▸ What the task requires: Make an exact copy of all the entries, with the pictures left out.

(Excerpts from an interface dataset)

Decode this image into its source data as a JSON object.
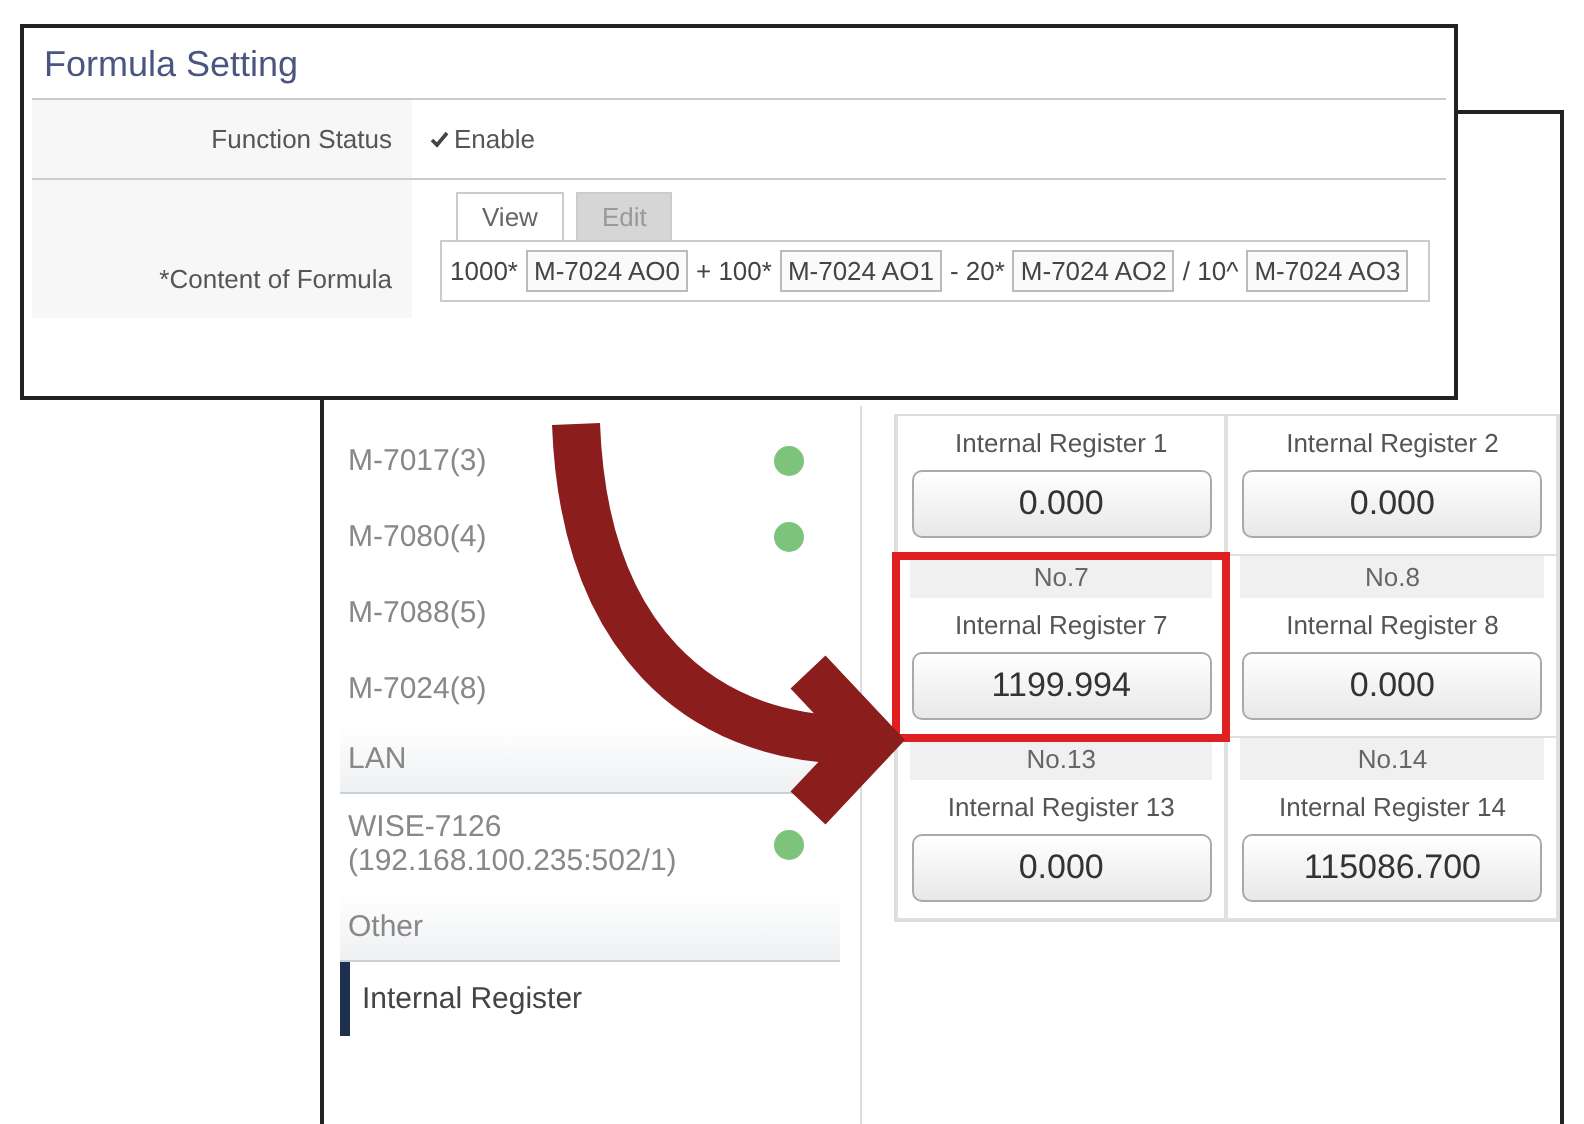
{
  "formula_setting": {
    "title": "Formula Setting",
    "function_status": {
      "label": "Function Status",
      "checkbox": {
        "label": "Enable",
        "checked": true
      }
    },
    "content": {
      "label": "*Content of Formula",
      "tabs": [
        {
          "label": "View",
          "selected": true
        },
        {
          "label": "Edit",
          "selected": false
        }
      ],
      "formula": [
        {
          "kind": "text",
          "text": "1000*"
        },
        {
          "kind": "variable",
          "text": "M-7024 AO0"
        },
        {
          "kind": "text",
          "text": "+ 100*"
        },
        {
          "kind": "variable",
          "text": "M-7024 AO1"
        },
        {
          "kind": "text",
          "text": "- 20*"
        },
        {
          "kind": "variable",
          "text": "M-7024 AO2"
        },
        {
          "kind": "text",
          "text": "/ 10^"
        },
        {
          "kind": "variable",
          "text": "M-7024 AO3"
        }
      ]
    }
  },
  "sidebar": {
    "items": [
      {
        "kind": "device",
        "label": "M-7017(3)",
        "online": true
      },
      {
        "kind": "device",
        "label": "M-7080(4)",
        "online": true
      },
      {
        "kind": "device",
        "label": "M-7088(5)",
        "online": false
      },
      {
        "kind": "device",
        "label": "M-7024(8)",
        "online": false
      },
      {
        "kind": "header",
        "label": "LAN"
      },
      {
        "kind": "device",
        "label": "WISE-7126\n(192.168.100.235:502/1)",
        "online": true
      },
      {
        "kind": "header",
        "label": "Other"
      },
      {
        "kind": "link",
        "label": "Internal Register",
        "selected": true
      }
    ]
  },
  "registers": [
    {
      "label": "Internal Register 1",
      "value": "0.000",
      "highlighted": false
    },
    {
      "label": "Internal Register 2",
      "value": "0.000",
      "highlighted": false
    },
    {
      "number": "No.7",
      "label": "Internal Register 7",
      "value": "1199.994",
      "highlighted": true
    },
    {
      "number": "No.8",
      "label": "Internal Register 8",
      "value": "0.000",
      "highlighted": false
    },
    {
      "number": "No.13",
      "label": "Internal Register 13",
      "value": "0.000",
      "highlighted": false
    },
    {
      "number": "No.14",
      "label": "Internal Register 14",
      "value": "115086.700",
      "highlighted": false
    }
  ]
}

▸ Response for this exercise:
Decode this image into its source data as a JSON object.
{
  "formula_setting": {
    "title": "Formula Setting",
    "function_status": {
      "label": "Function Status",
      "checkbox": {
        "label": "Enable",
        "checked": true
      }
    },
    "content": {
      "label": "*Content of Formula",
      "tabs": [
        {
          "label": "View",
          "selected": true
        },
        {
          "label": "Edit",
          "selected": false
        }
      ],
      "formula": [
        {
          "kind": "text",
          "text": "1000*"
        },
        {
          "kind": "variable",
          "text": "M-7024 AO0"
        },
        {
          "kind": "text",
          "text": "+ 100*"
        },
        {
          "kind": "variable",
          "text": "M-7024 AO1"
        },
        {
          "kind": "text",
          "text": "- 20*"
        },
        {
          "kind": "variable",
          "text": "M-7024 AO2"
        },
        {
          "kind": "text",
          "text": "/ 10^"
        },
        {
          "kind": "variable",
          "text": "M-7024 AO3"
        }
      ]
    }
  },
  "sidebar": {
    "items": [
      {
        "kind": "device",
        "label": "M-7017(3)",
        "online": true
      },
      {
        "kind": "device",
        "label": "M-7080(4)",
        "online": true
      },
      {
        "kind": "device",
        "label": "M-7088(5)",
        "online": false
      },
      {
        "kind": "device",
        "label": "M-7024(8)",
        "online": false
      },
      {
        "kind": "header",
        "label": "LAN"
      },
      {
        "kind": "device",
        "label": "WISE-7126\n(192.168.100.235:502/1)",
        "online": true
      },
      {
        "kind": "header",
        "label": "Other"
      },
      {
        "kind": "link",
        "label": "Internal Register",
        "selected": true
      }
    ]
  },
  "registers": [
    {
      "label": "Internal Register 1",
      "value": "0.000",
      "highlighted": false
    },
    {
      "label": "Internal Register 2",
      "value": "0.000",
      "highlighted": false
    },
    {
      "number": "No.7",
      "label": "Internal Register 7",
      "value": "1199.994",
      "highlighted": true
    },
    {
      "number": "No.8",
      "label": "Internal Register 8",
      "value": "0.000",
      "highlighted": false
    },
    {
      "number": "No.13",
      "label": "Internal Register 13",
      "value": "0.000",
      "highlighted": false
    },
    {
      "number": "No.14",
      "label": "Internal Register 14",
      "value": "115086.700",
      "highlighted": false
    }
  ]
}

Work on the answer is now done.